Short posterior ciliary artery, central retinal artery, and choroidal hemodynamics in brimonidine-treated primary open-angle glaucoma patients.
Author(s): Schmidt KG, Klingmuller V, Gouveia SM, Osborne NN, Pillunat LE
Affiliation(s): Department of Ophthalmology, University of Dresden, Dresden, Germany. firstname.lastname@example.org
Publication date & source: 2003-12, Am J Ophthalmol., 136(6):1038-48.
Publication type: Clinical Trial; Randomized Controlled Trial

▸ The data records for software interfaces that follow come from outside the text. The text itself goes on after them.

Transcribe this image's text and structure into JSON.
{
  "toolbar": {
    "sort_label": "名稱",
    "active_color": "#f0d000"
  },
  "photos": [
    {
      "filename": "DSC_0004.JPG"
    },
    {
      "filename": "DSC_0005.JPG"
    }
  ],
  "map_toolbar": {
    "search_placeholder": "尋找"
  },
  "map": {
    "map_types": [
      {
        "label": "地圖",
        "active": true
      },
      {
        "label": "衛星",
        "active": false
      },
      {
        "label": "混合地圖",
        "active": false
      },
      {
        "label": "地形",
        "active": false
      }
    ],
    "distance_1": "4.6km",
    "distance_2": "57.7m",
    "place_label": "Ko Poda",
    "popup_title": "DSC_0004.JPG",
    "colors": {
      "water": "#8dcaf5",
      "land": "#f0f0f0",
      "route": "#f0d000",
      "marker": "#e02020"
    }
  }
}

PURPOSE: Malfunction in peripapillary hemodynamics has been suggested to play a major part in the pathogenesis of primary open-angle glaucoma (POAG). The aim of this study was to determine whether topically applied brimonidine can influence blood hemodynamic characteristics associated with the perioptic short posterior ciliary arteries (SPCAs), central retinal artery (CRA), and choroidal vascular system in POAG patients. DESIGN: Randomized clinical trial.In this prospective, institutional, double-masked, vehicle-controlled, randomized clinical trial, the intraocular pressure (IOP) and vascular dynamics of the SPCAs, CRA, and choroidal vascular system were analyzed in both eyes of 17 POAG patients, before and after treatment with 0.2% brimonidine for 4 weeks. RESULTS: Mean IOP reduction was significant (18.7%) following treatment with brimonidine. However, no clear changes were recorded with respect to blood perfusion parameters (peak systolic velocity, end-diastolic velocity, pulsatility, and resistance indices) associated with the SPCAs and CRA or the choroidal ocular pulse amplitude. CONCLUSIONS: Topical treatment of brimonidine to POAG patients causes a significant reduction of IOP, but blood hemodynamic properties associated with the SPCAs, CRA, and choroidal vascular systems appeared unaffected. Topically applied brimonidine, therefore, appears not to constrict or dilate peripapillary blood vessels.